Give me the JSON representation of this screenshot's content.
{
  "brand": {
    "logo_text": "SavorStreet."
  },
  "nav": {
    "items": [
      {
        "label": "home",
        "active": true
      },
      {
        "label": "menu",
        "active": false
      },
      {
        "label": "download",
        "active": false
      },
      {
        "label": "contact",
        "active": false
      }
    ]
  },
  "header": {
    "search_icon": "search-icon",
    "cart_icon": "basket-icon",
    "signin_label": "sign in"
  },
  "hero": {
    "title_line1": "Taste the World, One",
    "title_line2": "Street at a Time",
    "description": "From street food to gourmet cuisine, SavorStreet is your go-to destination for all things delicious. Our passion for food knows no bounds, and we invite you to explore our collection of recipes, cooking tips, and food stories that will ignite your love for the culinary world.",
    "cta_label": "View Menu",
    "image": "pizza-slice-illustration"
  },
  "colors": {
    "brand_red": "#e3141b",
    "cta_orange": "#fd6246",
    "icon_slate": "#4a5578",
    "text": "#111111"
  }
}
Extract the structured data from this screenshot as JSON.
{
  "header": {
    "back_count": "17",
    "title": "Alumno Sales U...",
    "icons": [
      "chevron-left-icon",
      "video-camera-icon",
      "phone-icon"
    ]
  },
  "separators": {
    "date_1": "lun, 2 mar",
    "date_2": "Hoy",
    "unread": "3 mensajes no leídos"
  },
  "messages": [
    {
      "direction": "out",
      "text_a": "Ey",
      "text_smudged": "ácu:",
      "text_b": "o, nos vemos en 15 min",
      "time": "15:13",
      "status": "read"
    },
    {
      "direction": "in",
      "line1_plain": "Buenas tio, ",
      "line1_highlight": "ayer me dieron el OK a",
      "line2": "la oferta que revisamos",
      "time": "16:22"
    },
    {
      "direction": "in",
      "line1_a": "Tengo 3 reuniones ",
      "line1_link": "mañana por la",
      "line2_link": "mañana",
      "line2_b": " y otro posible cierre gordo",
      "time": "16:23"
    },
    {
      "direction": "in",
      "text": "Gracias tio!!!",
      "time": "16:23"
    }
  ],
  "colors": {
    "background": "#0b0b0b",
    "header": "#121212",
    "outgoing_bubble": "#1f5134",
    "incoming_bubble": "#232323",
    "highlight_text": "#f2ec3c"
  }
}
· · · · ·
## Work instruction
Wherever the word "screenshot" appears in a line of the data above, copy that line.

## Task output
Give me the JSON representation of this screenshot's content.
Extract the structured data from this screenshot as JSON.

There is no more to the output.